On Monday, K-pop group BTS addressed the 73rd session of the U.N. General Assembly at the launch of UNICEF’s newest initiative, Generation Unlimited, as part of the U.N.’s strategy Youth 2030.
Speaking for the seven members, Kim Nam-joon, also known as RM, gave a brief but heartfelt speech about his personal experiences and struggles as a young person.
“I want to hear your voice and I want to hear your conviction,” said RM. “No matter who you are, where you come from, your skin color, your gender identity, just speak yourself. Find your name and find your voice by speaking yourself.”
Korean boy band BTS became the first ever K-Pop group to address the United Nations this week, and told young people to believe in their own convictions and voices https://t.co/QXbogku7xN pic.twitter.com/Ly93H4JdW0
— CNN (@CNN) September 25, 2018
Though this is the first time a K-pop group has addressed the U.N., coverage of the event was not equal across the political spectrum. Several liberal news outlets reported on the speech and its historical precedence. CNN said that BTS “made history” by speaking at the event and the Washington Post uploaded the full speech to YouTube.
Conservative news outlets; however, have remained silent. Fox News, The Wall Street Journal, The New York Post and The Washington Times published no coverage on the event at all and have instead continued with the daily news cycle covering Trump.
Watch: President Trump to call for reform of the international trade system in his second address to the United Nations General Assembly https://t.co/jF8TITsBSF
— The Wall Street Journal (@WSJ) September 25, 2018
The content of the coverage was surprisingly bare despite the groups’ international popularity. When BTS was mentioned, news outlets that did cover the group only highlighted their record-breaking musical success, not their humanitarian efforts outside of their musical career.
BTS is not the only pop-culture icon to address the U.N. Lilly Singh, popular YouTuber and UNICEF Goodwill Ambassador, also addressed the 73rd General Assembly at the launch of Youth 2030. Coverage of her address was similarly sparse and often overlapped with that of BTS. BBC News, Daily Pioneer and NowThis News were some of the only outlets to run stories dedicated to her address.
“I’m united with each and every one of you to help create a world where every young person is empowered,” Singh said. “Where every young person is educated, where every young person is skilled and prepared to fulfill their full potential.”
It was such an honour hearing @BTS_twt speak about loving yourself. That really hit home. I can’t imagine how proud your millions (perhaps billions?!) of fans are. I mean, I almost teared up! And in addition to being so talented, you’re also incredibly sweet. ❤️ #LoveYourself pic.twitter.com/wzaQLlWP6V
— Lilly Singh (@IISuperwomanII) September 24, 2018
Many news outlets that reported on the speech also highlighted BTS’s campaign with UNICEF’s #ENDviolence program last year, Love Myself, which aimed at ending violence against children and teenagers.
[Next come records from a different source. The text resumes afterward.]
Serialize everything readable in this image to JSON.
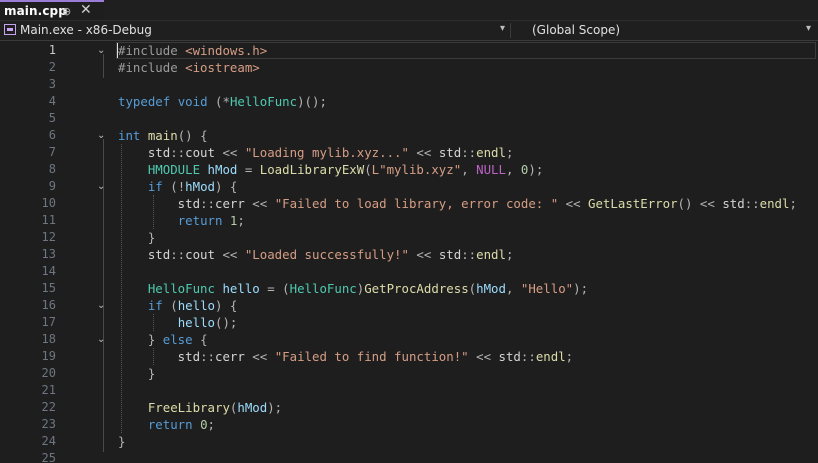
{
  "tab": {
    "title": "main.cpp",
    "pin_glyph": "⊕",
    "close_glyph": "✕"
  },
  "navbar": {
    "project": "Main.exe - x86-Debug",
    "scope": "(Global Scope)",
    "dropdown_glyph": "▾"
  },
  "editor": {
    "active_line": 1,
    "fold_glyph": "⌄",
    "lines": [
      {
        "n": "1",
        "fold": true,
        "tokens": [
          [
            "pp",
            "#include "
          ],
          [
            "st",
            "<windows.h>"
          ]
        ]
      },
      {
        "n": "2",
        "tokens": [
          [
            "pp",
            "#include "
          ],
          [
            "st",
            "<iostream>"
          ]
        ]
      },
      {
        "n": "3",
        "tokens": []
      },
      {
        "n": "4",
        "tokens": [
          [
            "kw",
            "typedef "
          ],
          [
            "kw",
            "void "
          ],
          [
            "op",
            "("
          ],
          [
            "op",
            "*"
          ],
          [
            "ty",
            "HelloFunc"
          ],
          [
            "op",
            ")();"
          ]
        ]
      },
      {
        "n": "5",
        "tokens": []
      },
      {
        "n": "6",
        "fold": true,
        "tokens": [
          [
            "kw",
            "int "
          ],
          [
            "fn",
            "main"
          ],
          [
            "op",
            "() {"
          ]
        ]
      },
      {
        "n": "7",
        "tokens": [
          [
            "pl",
            "    std"
          ],
          [
            "op",
            "::"
          ],
          [
            "pl",
            "cout "
          ],
          [
            "op",
            "<< "
          ],
          [
            "st",
            "\"Loading mylib.xyz...\" "
          ],
          [
            "op",
            "<< "
          ],
          [
            "pl",
            "std"
          ],
          [
            "op",
            "::"
          ],
          [
            "fn",
            "endl"
          ],
          [
            "op",
            ";"
          ]
        ]
      },
      {
        "n": "8",
        "tokens": [
          [
            "pl",
            "    "
          ],
          [
            "ty",
            "HMODULE "
          ],
          [
            "va",
            "hMod "
          ],
          [
            "op",
            "= "
          ],
          [
            "fn",
            "LoadLibraryExW"
          ],
          [
            "op",
            "("
          ],
          [
            "st",
            "L\"mylib.xyz\""
          ],
          [
            "op",
            ", "
          ],
          [
            "mc",
            "NULL"
          ],
          [
            "op",
            ", "
          ],
          [
            "nm",
            "0"
          ],
          [
            "op",
            ");"
          ]
        ]
      },
      {
        "n": "9",
        "fold": true,
        "tokens": [
          [
            "pl",
            "    "
          ],
          [
            "kw",
            "if "
          ],
          [
            "op",
            "(!"
          ],
          [
            "va",
            "hMod"
          ],
          [
            "op",
            ") {"
          ]
        ]
      },
      {
        "n": "10",
        "tokens": [
          [
            "pl",
            "        std"
          ],
          [
            "op",
            "::"
          ],
          [
            "pl",
            "cerr "
          ],
          [
            "op",
            "<< "
          ],
          [
            "st",
            "\"Failed to load library, error code: \" "
          ],
          [
            "op",
            "<< "
          ],
          [
            "fn",
            "GetLastError"
          ],
          [
            "op",
            "() << "
          ],
          [
            "pl",
            "std"
          ],
          [
            "op",
            "::"
          ],
          [
            "fn",
            "endl"
          ],
          [
            "op",
            ";"
          ]
        ]
      },
      {
        "n": "11",
        "tokens": [
          [
            "pl",
            "        "
          ],
          [
            "kw",
            "return "
          ],
          [
            "nm",
            "1"
          ],
          [
            "op",
            ";"
          ]
        ]
      },
      {
        "n": "12",
        "tokens": [
          [
            "op",
            "    }"
          ]
        ]
      },
      {
        "n": "13",
        "tokens": [
          [
            "pl",
            "    std"
          ],
          [
            "op",
            "::"
          ],
          [
            "pl",
            "cout "
          ],
          [
            "op",
            "<< "
          ],
          [
            "st",
            "\"Loaded successfully!\" "
          ],
          [
            "op",
            "<< "
          ],
          [
            "pl",
            "std"
          ],
          [
            "op",
            "::"
          ],
          [
            "fn",
            "endl"
          ],
          [
            "op",
            ";"
          ]
        ]
      },
      {
        "n": "14",
        "tokens": []
      },
      {
        "n": "15",
        "tokens": [
          [
            "pl",
            "    "
          ],
          [
            "ty",
            "HelloFunc "
          ],
          [
            "va",
            "hello "
          ],
          [
            "op",
            "= ("
          ],
          [
            "ty",
            "HelloFunc"
          ],
          [
            "op",
            ")"
          ],
          [
            "fn",
            "GetProcAddress"
          ],
          [
            "op",
            "("
          ],
          [
            "va",
            "hMod"
          ],
          [
            "op",
            ", "
          ],
          [
            "st",
            "\"Hello\""
          ],
          [
            "op",
            ");"
          ]
        ]
      },
      {
        "n": "16",
        "fold": true,
        "tokens": [
          [
            "pl",
            "    "
          ],
          [
            "kw",
            "if "
          ],
          [
            "op",
            "("
          ],
          [
            "va",
            "hello"
          ],
          [
            "op",
            ") {"
          ]
        ]
      },
      {
        "n": "17",
        "tokens": [
          [
            "pl",
            "        "
          ],
          [
            "va",
            "hello"
          ],
          [
            "op",
            "();"
          ]
        ]
      },
      {
        "n": "18",
        "fold": true,
        "tokens": [
          [
            "op",
            "    } "
          ],
          [
            "kw",
            "else "
          ],
          [
            "op",
            "{"
          ]
        ]
      },
      {
        "n": "19",
        "tokens": [
          [
            "pl",
            "        std"
          ],
          [
            "op",
            "::"
          ],
          [
            "pl",
            "cerr "
          ],
          [
            "op",
            "<< "
          ],
          [
            "st",
            "\"Failed to find function!\" "
          ],
          [
            "op",
            "<< "
          ],
          [
            "pl",
            "std"
          ],
          [
            "op",
            "::"
          ],
          [
            "fn",
            "endl"
          ],
          [
            "op",
            ";"
          ]
        ]
      },
      {
        "n": "20",
        "tokens": [
          [
            "op",
            "    }"
          ]
        ]
      },
      {
        "n": "21",
        "tokens": []
      },
      {
        "n": "22",
        "tokens": [
          [
            "pl",
            "    "
          ],
          [
            "fn",
            "FreeLibrary"
          ],
          [
            "op",
            "("
          ],
          [
            "va",
            "hMod"
          ],
          [
            "op",
            ");"
          ]
        ]
      },
      {
        "n": "23",
        "tokens": [
          [
            "pl",
            "    "
          ],
          [
            "kw",
            "return "
          ],
          [
            "nm",
            "0"
          ],
          [
            "op",
            ";"
          ]
        ]
      },
      {
        "n": "24",
        "tokens": [
          [
            "op",
            "}"
          ]
        ]
      },
      {
        "n": "25",
        "tokens": []
      }
    ]
  }
}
The group’s campaign raised over $1 million for the cause.
These speakers used their influence as important figures for young audiences to promote good causes. Their messages suffer when insufficiently covered by the media. BTS has become one of the most influential musical groups of the past year, winning the Top Social Artist Award at the Billboard Awards in 2017 and 2018. Speaking at the U.N. serves as an opportunity for other young people to engage in advocacy and diplomacy.
“Tell me your story,” said RM in his address. “I want to hear your voice. I want to hear your conviction. No matter who you are, where you’re from, your skin color, your gender identity, just speak yourself. Find your name and find your voice by speaking yourself.”